There is no hard-and-fast rule for the exact duration of detox, as the timeline depends on many factors. It is largely influenced by a person’s level of dependence. Family history of addiction, other additional medical or mental health disorders, stress levels, and other environmental factors all affect the detox and withdrawal timeline. As a general rule, detox is typically a short-term treatment, lasting a few days to a week, and it should be followed with a more complete treatment program.
In summary, bath salts are man-made synthetic cathinones that are stimulant drugs. These drugs increase energy, focus, excitement, pleasure, and the ability to stay awake longer, potentially making them popular “club drugs.”

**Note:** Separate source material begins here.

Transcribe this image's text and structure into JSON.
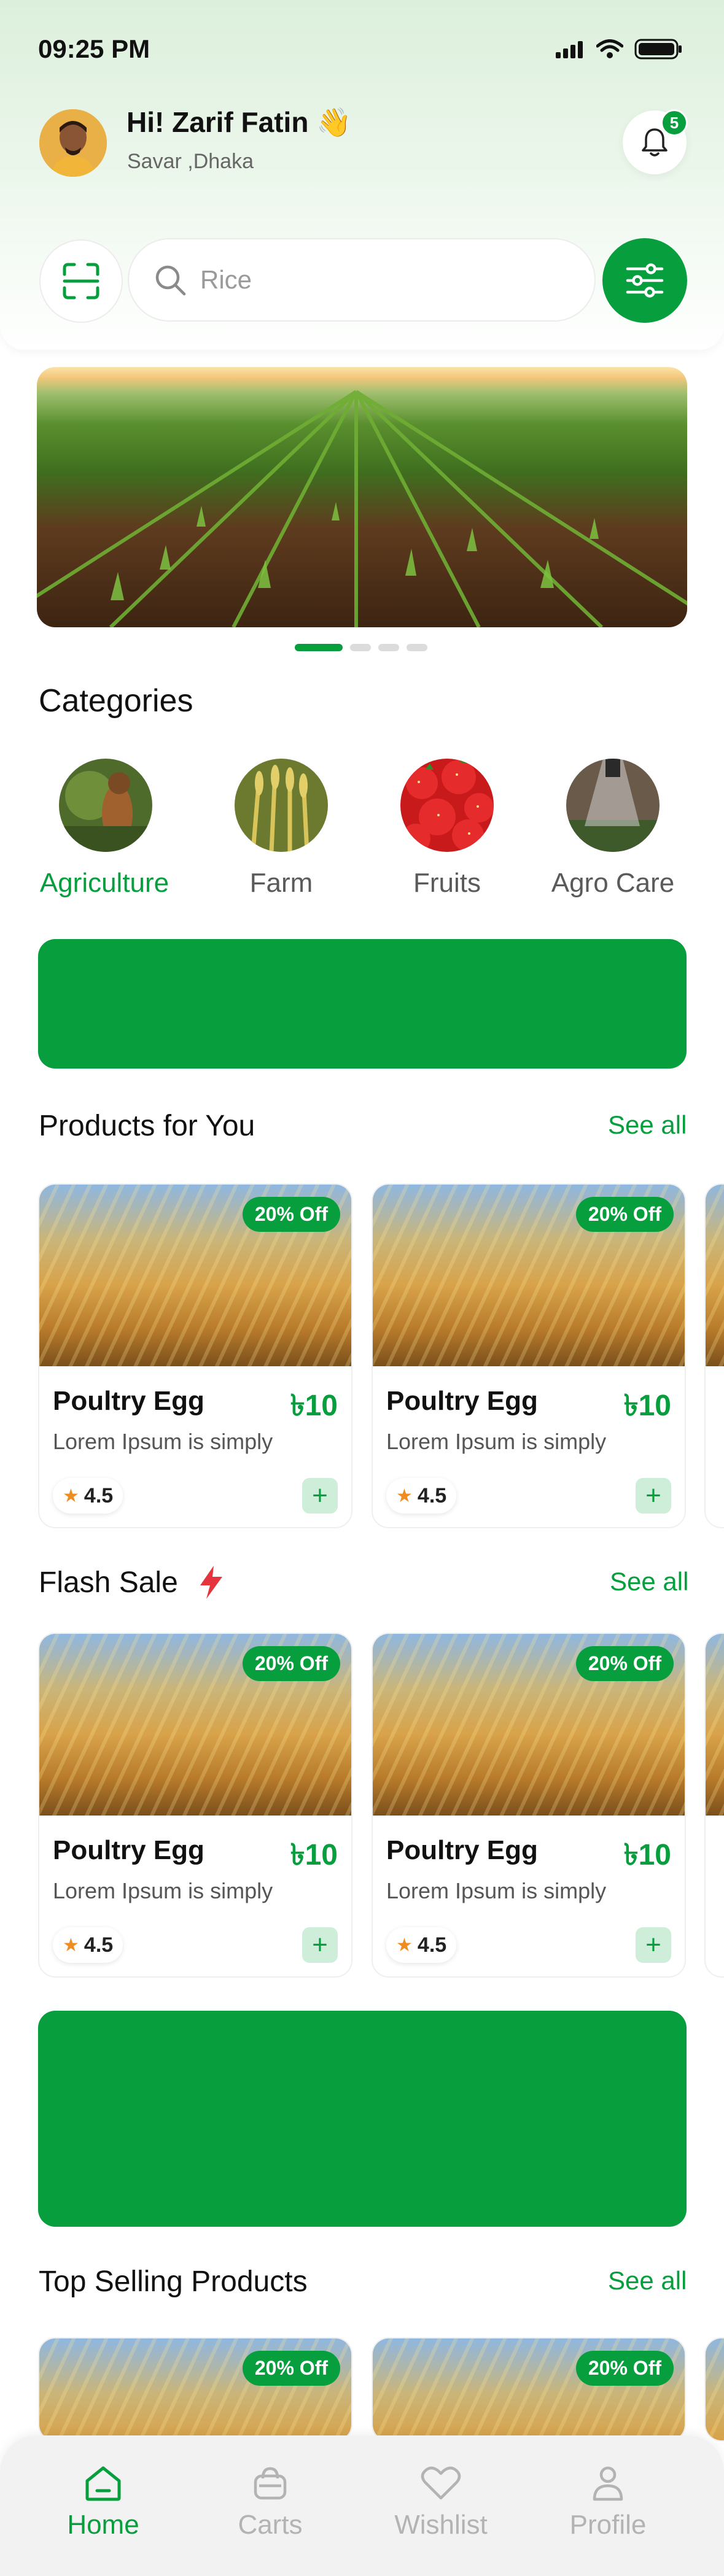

While people claim the drugs are safe because they are legal, this is not true. The products walk a fine line of legality. The Synthetic Drug Abuse Prevention Act of 2012 attempted to regulate bath salts due to increased reports of abuse, adverse reactions, and even deaths involving them. Clandestine laboratories continue to stay one step ahead of legal authorities, changing the chemical compounds of these drugs to avoid control and regulation. While the drugs may be technically legal, they are far from safe.
The European Monitoring Centre for Drugs and Drug Addiction (EMCDDA) reports on numerous known cathinones and cathinone derivatives that are used for recreational purposes around the world. Even if these products are bought legally, they are still potentially dangerous, volatile, and toxic chemicals when abused. Users of bath salts may never be sure what the product they are ingesting contains, which can be hazardous and makes these drugs extremely unpredictable.